Give every entry again, word for word and in full.

- SUPPLIED DATA
━━━━━━━━━━━━━━━━━━━━━━━━━━━━━━
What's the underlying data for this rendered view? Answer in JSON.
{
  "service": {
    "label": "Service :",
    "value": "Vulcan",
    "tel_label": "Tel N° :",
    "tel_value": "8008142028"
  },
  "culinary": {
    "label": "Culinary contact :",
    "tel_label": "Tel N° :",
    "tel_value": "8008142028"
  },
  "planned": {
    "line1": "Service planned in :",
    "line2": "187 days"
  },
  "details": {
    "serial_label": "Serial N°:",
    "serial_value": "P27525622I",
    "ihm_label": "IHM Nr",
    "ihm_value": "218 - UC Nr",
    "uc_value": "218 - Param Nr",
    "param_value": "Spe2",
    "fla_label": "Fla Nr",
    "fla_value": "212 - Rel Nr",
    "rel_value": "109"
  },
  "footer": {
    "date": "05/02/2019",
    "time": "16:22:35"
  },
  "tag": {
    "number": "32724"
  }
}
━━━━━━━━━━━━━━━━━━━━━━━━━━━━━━
- TASK RESULT
What's the underlying data for this rendered view? Answer in JSON.
{
  "service": {
    "label": "Service :",
    "value": "Vulcan",
    "tel_label": "Tel N° :",
    "tel_value": "8008142028"
  },
  "culinary": {
    "label": "Culinary contact :",
    "tel_label": "Tel N° :",
    "tel_value": "8008142028"
  },
  "planned": {
    "line1": "Service planned in :",
    "line2": "187 days"
  },
  "details": {
    "serial_label": "Serial N°:",
    "serial_value": "P27525622I",
    "ihm_label": "IHM Nr",
    "ihm_value": "218 - UC Nr",
    "uc_value": "218 - Param Nr",
    "param_value": "Spe2",
    "fla_label": "Fla Nr",
    "fla_value": "212 - Rel Nr",
    "rel_value": "109"
  },
  "footer": {
    "date": "05/02/2019",
    "time": "16:22:35"
  },
  "tag": {
    "number": "32724"
  }
}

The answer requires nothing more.